Prenatal and postnatal exposure to persistent organic pollutants and infant growth : a pooled analysis of seven European birth cohorts
Faculty of Pharmaceutical, Biomedical and Veterinary Sciences . Biomedical Sciences
Research Triangle Park, N.C.
Environmental health perspectives. - Research Triangle Park, N.C., 1972, currens
, p. 730-736
University of Antwerp
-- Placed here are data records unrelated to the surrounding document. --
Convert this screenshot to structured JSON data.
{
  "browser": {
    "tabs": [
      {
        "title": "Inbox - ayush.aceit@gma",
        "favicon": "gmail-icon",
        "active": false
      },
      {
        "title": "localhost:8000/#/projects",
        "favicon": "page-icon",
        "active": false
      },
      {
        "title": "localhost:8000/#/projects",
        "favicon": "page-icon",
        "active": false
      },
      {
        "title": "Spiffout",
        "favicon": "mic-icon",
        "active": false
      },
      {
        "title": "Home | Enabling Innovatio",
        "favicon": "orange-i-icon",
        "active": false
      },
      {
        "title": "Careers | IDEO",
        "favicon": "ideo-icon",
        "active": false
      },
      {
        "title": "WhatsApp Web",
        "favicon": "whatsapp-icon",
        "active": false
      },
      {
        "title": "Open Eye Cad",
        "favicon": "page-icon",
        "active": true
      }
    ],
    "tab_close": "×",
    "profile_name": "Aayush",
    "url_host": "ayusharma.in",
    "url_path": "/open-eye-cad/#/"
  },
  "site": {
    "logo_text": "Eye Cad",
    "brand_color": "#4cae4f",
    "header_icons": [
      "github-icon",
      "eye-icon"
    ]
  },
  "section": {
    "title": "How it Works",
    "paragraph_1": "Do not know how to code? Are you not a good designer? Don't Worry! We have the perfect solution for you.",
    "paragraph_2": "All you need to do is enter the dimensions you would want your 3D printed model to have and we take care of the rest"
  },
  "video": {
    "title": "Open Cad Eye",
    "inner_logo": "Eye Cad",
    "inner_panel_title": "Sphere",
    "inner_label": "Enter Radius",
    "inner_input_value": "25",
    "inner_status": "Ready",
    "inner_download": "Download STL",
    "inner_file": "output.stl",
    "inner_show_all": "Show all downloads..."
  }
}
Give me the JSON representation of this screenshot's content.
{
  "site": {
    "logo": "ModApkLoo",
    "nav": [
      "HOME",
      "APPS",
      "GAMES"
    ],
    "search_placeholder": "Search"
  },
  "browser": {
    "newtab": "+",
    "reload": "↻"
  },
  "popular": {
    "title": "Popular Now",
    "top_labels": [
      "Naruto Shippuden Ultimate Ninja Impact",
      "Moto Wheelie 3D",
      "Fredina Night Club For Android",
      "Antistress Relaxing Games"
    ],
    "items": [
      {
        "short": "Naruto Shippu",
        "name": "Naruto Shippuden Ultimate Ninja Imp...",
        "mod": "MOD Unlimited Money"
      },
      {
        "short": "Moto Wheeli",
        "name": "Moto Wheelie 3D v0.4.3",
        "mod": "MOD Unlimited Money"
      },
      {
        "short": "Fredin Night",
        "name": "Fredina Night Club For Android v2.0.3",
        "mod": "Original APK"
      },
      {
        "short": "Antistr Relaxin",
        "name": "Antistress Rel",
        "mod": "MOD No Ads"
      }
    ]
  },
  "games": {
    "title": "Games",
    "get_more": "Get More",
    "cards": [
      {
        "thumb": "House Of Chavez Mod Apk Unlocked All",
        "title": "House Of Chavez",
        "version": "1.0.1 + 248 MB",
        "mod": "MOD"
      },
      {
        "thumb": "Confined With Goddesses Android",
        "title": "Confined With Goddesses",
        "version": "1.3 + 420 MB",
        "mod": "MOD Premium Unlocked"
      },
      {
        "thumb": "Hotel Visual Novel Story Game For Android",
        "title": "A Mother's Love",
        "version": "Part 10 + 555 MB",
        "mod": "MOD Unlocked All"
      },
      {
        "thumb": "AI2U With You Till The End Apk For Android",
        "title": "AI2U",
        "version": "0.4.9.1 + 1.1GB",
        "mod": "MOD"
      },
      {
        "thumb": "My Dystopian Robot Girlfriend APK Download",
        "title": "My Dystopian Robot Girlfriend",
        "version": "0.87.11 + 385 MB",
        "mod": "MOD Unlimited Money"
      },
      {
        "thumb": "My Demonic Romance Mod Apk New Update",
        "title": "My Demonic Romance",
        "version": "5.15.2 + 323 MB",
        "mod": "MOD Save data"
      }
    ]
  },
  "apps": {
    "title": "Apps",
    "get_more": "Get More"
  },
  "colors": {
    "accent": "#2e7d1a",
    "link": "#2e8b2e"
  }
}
Background: Infant exposure to persistent organic pollutants (POPs) may contribute to obesity. However, many studies so far have been small, focused on transplacental exposure, used an inappropriate measure to assess postnatal exposure through breastfeeding if any, or did not discern between prenatal and postnatal effects. Methods: We pooled data from 7 European birth cohorts with biomarker concentrations of polychlorinated biphenyl 153 (PCB-153) (n=2487), and p,p-dichlorodiphenyldichloroethylene (p,p-DDE) (n=1864), estimating prenatal and postnatal POPs exposure using a validated pharmacokinetic model. Growth was change in weight-for-age z-score between birth and 24 months. Per compound, multi-level models were fitted with either POPs total exposure from conception to 24 months, prenatal or postnatal exposure. Results: We found a significant increase in growth associated with p,p-DDE, seemingly due to prenatal exposure (per interquartile increase in exposure, adjusted β=0.12; 95% CI: 0.03, 0.22). Due to heterogeneity across cohorts, this estimate cannot be considered precise, but does indicate that an association with infant growth is present on average. In contrast, a significant decrease in growth was associated with postnatal PCB-153 exposure (β=-0.10; 95% CI: -0.19, -0.01). Conclusion: To our knowledge, this is the largest study to date of POPs exposure and infant growth, and with state of the art exposure modelling. Prenatal p,p-DDE was associated with increased infant growth, and postnatal PCB-153 with decreased growth at European exposure levels.